## TASK:
Lines in the records below that contain the word "date" must each be copied.

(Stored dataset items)
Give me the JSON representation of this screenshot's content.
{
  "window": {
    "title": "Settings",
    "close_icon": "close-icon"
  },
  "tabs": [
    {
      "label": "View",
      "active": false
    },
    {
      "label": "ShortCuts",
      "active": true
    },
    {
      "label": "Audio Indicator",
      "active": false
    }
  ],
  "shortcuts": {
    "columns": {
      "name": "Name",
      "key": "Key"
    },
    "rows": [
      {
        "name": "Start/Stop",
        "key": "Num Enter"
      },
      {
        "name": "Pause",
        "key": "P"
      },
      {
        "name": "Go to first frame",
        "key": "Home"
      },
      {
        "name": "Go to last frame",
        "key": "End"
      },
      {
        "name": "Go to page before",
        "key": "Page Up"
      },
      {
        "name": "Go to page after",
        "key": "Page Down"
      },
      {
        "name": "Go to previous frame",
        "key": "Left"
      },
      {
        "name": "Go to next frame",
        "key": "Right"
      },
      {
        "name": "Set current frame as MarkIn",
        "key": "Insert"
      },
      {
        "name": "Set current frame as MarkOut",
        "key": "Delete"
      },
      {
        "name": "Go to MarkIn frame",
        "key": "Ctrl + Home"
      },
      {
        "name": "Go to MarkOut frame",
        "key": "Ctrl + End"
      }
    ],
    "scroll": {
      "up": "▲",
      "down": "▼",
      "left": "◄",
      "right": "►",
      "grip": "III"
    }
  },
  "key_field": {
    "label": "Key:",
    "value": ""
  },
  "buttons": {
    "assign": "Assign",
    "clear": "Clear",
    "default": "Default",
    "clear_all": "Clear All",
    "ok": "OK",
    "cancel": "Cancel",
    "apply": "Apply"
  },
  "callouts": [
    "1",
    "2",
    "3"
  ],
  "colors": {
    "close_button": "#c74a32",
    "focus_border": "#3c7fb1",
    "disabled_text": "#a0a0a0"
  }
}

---

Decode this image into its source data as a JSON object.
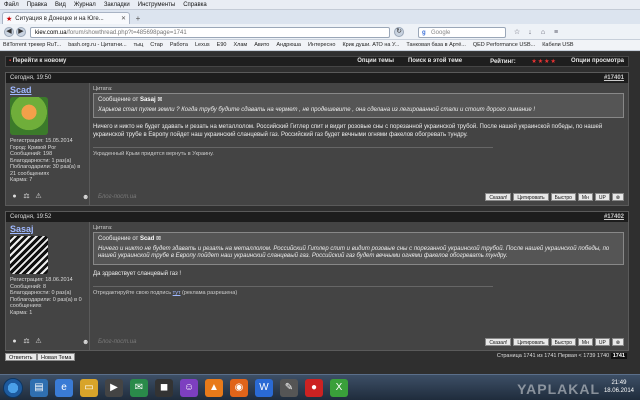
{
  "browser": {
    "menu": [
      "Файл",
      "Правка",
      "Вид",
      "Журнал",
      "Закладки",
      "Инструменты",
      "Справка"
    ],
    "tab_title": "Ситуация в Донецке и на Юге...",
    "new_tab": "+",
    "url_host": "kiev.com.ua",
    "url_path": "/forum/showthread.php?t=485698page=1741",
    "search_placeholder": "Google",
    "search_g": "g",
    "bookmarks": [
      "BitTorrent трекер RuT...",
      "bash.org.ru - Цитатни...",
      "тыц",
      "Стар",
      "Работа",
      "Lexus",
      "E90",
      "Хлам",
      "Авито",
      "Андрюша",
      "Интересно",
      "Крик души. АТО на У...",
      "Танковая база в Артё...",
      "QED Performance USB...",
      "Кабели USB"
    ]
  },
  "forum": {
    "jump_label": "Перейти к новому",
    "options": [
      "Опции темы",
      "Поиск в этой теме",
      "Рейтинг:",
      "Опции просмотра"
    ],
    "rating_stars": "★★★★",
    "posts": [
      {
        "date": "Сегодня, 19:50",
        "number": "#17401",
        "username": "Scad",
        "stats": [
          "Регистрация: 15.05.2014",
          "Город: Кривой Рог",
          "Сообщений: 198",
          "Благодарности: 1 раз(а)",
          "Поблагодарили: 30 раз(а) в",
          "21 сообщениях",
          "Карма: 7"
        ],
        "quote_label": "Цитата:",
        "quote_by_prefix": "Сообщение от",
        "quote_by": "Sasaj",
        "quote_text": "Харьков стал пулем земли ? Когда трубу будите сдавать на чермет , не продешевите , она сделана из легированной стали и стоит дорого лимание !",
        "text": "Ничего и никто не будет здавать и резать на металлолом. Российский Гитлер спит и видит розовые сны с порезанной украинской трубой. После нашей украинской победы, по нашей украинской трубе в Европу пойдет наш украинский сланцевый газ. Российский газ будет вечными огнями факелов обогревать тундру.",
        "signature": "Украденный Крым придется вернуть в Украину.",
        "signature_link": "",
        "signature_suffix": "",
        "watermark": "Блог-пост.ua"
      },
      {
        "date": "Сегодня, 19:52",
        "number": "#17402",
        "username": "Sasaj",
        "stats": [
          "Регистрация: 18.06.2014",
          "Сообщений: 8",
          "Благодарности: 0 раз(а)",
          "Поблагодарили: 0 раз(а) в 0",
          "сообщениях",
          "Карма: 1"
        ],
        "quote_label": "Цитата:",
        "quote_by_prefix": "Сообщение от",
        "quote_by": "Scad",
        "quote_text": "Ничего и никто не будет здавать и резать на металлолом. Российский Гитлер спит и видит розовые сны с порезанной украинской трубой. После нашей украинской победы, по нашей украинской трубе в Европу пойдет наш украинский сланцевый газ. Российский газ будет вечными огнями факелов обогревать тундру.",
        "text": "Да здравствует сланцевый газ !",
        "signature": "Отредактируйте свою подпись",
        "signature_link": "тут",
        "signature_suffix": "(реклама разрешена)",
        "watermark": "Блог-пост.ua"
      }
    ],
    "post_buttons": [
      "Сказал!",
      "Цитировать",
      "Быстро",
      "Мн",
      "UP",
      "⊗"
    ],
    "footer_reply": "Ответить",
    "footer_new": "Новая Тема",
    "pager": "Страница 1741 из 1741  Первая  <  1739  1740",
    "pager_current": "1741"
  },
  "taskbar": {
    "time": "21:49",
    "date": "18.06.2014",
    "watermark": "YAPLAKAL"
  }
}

## ANSWER BOX:
        "date": "Сегодня, 19:50",
        "date": "Сегодня, 19:52",
    "date": "18.06.2014",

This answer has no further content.